____ Records
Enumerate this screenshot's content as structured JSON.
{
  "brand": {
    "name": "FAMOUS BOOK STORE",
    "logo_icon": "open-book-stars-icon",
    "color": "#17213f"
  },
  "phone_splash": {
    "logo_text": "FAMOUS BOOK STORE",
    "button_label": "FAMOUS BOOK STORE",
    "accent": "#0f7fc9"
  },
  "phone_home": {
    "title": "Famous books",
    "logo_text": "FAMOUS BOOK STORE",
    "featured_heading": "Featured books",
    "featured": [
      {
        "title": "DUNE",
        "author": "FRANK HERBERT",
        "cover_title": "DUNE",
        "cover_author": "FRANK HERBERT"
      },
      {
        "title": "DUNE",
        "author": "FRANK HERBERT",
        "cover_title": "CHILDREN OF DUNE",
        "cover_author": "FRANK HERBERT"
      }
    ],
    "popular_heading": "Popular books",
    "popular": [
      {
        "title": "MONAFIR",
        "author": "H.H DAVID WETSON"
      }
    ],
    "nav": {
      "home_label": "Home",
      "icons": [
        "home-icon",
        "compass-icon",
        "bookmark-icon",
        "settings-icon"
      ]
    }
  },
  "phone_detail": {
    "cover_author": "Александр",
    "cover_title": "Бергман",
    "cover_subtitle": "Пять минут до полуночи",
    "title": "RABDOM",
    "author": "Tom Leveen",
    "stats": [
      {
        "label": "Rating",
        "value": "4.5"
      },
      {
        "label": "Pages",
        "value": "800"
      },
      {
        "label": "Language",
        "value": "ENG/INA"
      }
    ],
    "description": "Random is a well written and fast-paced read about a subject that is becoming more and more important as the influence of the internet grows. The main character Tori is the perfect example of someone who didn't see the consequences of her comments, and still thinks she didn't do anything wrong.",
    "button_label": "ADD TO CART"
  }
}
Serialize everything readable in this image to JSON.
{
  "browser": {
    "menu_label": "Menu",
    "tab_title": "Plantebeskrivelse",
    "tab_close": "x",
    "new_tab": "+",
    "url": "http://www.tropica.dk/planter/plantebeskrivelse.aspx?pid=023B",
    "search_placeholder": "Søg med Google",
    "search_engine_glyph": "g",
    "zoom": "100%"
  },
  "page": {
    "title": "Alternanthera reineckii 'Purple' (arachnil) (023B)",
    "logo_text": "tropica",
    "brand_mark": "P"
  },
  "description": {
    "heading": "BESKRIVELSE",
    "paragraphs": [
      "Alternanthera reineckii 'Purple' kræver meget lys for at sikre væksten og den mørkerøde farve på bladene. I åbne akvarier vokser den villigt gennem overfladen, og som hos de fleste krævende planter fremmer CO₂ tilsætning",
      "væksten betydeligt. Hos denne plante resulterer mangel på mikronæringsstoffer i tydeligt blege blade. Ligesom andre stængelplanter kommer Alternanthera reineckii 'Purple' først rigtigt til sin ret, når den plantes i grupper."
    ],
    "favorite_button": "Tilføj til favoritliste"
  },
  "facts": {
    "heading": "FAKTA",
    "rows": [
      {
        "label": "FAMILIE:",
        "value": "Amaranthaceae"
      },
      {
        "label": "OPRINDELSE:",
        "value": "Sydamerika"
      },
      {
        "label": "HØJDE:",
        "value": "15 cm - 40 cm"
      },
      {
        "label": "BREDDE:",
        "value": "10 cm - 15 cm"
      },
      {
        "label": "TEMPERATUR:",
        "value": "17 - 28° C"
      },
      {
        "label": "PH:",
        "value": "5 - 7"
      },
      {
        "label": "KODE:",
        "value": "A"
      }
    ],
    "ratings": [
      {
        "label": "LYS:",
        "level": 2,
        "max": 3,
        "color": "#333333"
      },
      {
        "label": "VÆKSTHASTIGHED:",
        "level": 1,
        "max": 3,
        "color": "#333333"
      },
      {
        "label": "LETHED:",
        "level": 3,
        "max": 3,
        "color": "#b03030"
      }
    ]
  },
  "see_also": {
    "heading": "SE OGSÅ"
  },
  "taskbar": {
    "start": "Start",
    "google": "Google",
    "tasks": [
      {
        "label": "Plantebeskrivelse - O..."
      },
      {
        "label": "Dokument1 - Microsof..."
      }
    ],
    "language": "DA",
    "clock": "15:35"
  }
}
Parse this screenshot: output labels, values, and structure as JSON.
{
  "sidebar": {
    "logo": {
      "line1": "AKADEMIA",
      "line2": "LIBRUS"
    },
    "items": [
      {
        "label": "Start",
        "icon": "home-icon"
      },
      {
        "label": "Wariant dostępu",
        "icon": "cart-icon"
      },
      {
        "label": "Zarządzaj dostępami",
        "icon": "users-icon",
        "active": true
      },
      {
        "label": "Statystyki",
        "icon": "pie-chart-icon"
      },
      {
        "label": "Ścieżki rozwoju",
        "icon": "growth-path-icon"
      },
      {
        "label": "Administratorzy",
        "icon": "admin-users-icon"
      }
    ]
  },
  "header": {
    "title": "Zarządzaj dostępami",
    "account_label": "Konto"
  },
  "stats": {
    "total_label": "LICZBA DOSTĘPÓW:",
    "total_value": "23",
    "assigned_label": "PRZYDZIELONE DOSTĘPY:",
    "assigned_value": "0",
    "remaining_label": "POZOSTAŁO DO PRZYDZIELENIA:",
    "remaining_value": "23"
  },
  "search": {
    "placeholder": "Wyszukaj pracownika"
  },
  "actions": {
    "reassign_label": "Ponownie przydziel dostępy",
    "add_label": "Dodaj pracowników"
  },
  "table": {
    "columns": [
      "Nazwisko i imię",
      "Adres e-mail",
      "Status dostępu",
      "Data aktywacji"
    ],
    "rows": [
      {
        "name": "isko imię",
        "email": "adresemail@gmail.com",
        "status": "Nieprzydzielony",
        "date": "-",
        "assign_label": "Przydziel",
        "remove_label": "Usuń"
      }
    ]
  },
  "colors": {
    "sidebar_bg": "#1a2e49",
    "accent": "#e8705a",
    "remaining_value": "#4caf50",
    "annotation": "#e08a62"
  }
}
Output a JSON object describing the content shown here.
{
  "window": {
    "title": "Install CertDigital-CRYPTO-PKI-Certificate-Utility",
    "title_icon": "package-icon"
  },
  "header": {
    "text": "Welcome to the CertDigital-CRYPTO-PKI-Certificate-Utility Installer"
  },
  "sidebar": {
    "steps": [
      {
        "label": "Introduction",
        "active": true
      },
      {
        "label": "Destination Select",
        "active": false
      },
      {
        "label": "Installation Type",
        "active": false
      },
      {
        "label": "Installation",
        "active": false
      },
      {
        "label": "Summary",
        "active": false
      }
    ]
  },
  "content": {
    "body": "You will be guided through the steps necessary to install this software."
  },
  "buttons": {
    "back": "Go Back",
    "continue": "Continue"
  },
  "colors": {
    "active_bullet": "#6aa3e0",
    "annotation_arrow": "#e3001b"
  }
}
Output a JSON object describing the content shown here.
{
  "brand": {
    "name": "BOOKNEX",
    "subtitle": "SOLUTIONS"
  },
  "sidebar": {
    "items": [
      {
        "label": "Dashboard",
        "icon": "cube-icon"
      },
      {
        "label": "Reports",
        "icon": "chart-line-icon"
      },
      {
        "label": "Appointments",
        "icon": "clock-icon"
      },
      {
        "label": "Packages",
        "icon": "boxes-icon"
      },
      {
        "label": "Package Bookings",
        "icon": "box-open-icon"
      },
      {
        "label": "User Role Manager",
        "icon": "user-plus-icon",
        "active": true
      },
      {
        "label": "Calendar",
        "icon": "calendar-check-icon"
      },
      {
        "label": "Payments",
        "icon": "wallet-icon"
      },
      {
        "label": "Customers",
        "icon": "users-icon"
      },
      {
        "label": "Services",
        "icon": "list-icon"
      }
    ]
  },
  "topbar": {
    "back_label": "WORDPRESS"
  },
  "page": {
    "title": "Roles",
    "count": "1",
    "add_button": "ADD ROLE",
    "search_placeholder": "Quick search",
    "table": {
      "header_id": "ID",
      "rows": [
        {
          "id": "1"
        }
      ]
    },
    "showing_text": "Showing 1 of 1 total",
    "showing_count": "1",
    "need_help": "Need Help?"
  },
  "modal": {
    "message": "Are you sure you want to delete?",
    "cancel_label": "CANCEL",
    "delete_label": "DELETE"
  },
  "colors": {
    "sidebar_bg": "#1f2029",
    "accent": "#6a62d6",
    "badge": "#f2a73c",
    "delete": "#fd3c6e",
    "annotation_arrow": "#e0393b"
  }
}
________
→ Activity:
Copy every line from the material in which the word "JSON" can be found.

→ Solution to this exercise:
Enumerate this screenshot's content as structured JSON.
Serialize everything readable in this image to JSON.
Parse this screenshot: output labels, values, and structure as JSON.
Output a JSON object describing the content shown here.
Output a JSON object describing the content shown here.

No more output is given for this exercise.